Records provided:

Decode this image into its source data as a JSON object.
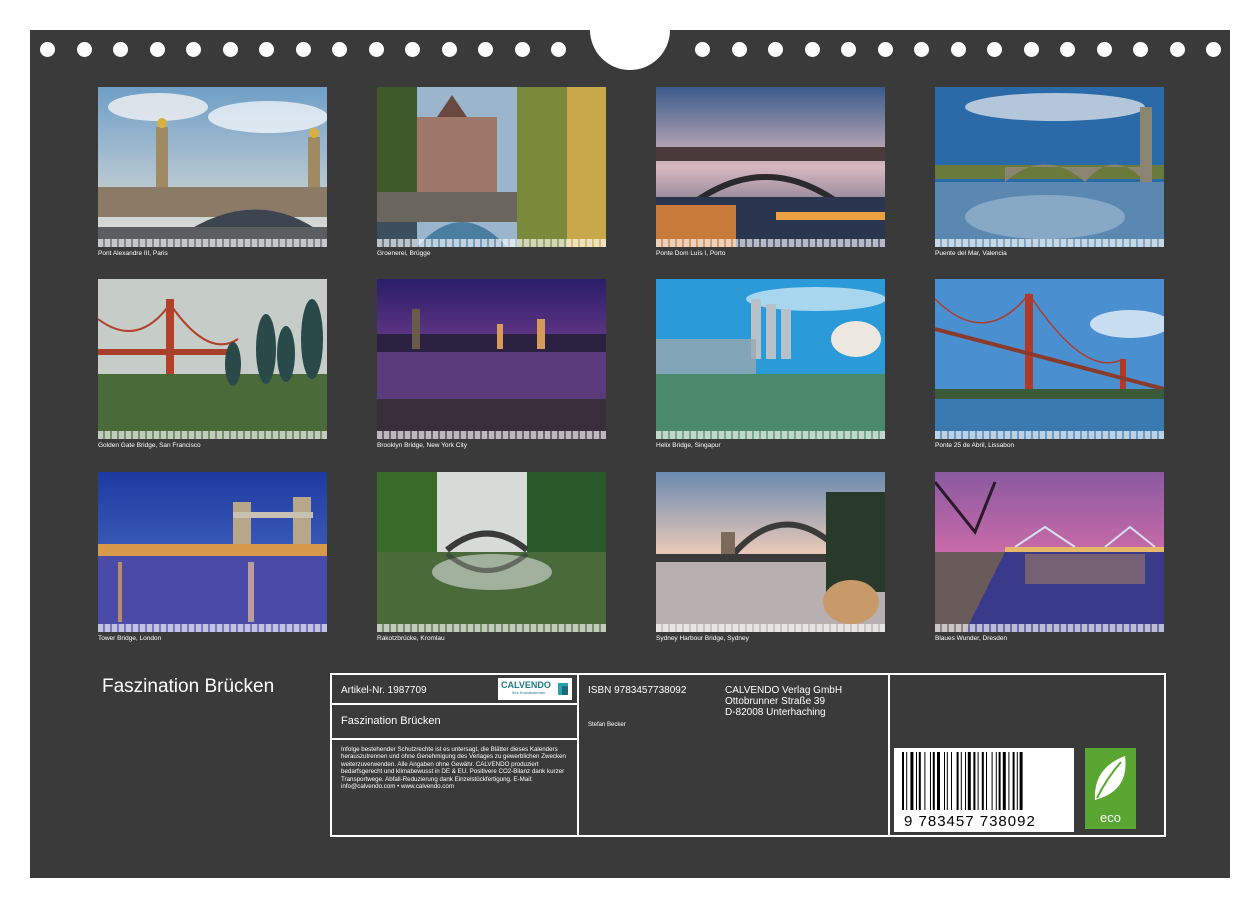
{
  "calendar_title": "Faszination Brücken",
  "photos": [
    {
      "caption": "Pont Alexandre III, Paris"
    },
    {
      "caption": "Groenerei, Brügge"
    },
    {
      "caption": "Ponte Dom Luís I, Porto"
    },
    {
      "caption": "Puente del Mar, Valencia"
    },
    {
      "caption": "Golden Gate Bridge, San Francisco"
    },
    {
      "caption": "Brooklyn Bridge, New York City"
    },
    {
      "caption": "Helix Bridge, Singapur"
    },
    {
      "caption": "Ponte 25 de Abril, Lissabon"
    },
    {
      "caption": "Tower Bridge, London"
    },
    {
      "caption": "Rakotzbrücke, Kromlau"
    },
    {
      "caption": "Sydney Harbour Bridge, Sydney"
    },
    {
      "caption": "Blaues Wunder, Dresden"
    }
  ],
  "info": {
    "article": "Artikel-Nr. 1987709",
    "logo_name": "CALVENDO",
    "logo_sub": "Ihre Kunstkalender",
    "title": "Faszination Brücken",
    "legal": "Infolge bestehender Schutzrechte ist es untersagt, die Blätter dieses Kalenders herauszutrennen und ohne Genehmigung des Verlages zu gewerblichen Zwecken weiterzuverwenden. Alle Angaben ohne Gewähr. CALVENDO produziert bedarfsgerecht und klimabewusst in DE & EU. Positivere CO2-Bilanz dank kurzer Transportwege. Abfall-Reduzierung dank Einzelstückfertigung. E-Mail: info@calvendo.com • www.calvendo.com",
    "isbn": "ISBN 9783457738092",
    "author": "Stefan Becker",
    "publisher_line1": "CALVENDO Verlag GmbH",
    "publisher_line2": "Ottobrunner Straße 39",
    "publisher_line3": "D-82008 Unterhaching",
    "barcode_digits": "9 783457 738092",
    "eco_label": "eco"
  },
  "colors": {
    "background": "#3a3a3a",
    "eco_green": "#5aa632",
    "logo_teal": "#1e7a8a"
  }
}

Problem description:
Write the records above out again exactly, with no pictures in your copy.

Output for this exercise:
Decode this image into its source data as a JSON object.
{
  "calendar_title": "Faszination Brücken",
  "photos": [
    {
      "caption": "Pont Alexandre III, Paris"
    },
    {
      "caption": "Groenerei, Brügge"
    },
    {
      "caption": "Ponte Dom Luís I, Porto"
    },
    {
      "caption": "Puente del Mar, Valencia"
    },
    {
      "caption": "Golden Gate Bridge, San Francisco"
    },
    {
      "caption": "Brooklyn Bridge, New York City"
    },
    {
      "caption": "Helix Bridge, Singapur"
    },
    {
      "caption": "Ponte 25 de Abril, Lissabon"
    },
    {
      "caption": "Tower Bridge, London"
    },
    {
      "caption": "Rakotzbrücke, Kromlau"
    },
    {
      "caption": "Sydney Harbour Bridge, Sydney"
    },
    {
      "caption": "Blaues Wunder, Dresden"
    }
  ],
  "info": {
    "article": "Artikel-Nr. 1987709",
    "logo_name": "CALVENDO",
    "logo_sub": "Ihre Kunstkalender",
    "title": "Faszination Brücken",
    "legal": "Infolge bestehender Schutzrechte ist es untersagt, die Blätter dieses Kalenders herauszutrennen und ohne Genehmigung des Verlages zu gewerblichen Zwecken weiterzuverwenden. Alle Angaben ohne Gewähr. CALVENDO produziert bedarfsgerecht und klimabewusst in DE & EU. Positivere CO2-Bilanz dank kurzer Transportwege. Abfall-Reduzierung dank Einzelstückfertigung. E-Mail: info@calvendo.com • www.calvendo.com",
    "isbn": "ISBN 9783457738092",
    "author": "Stefan Becker",
    "publisher_line1": "CALVENDO Verlag GmbH",
    "publisher_line2": "Ottobrunner Straße 39",
    "publisher_line3": "D-82008 Unterhaching",
    "barcode_digits": "9 783457 738092",
    "eco_label": "eco"
  },
  "colors": {
    "background": "#3a3a3a",
    "eco_green": "#5aa632",
    "logo_teal": "#1e7a8a"
  }
}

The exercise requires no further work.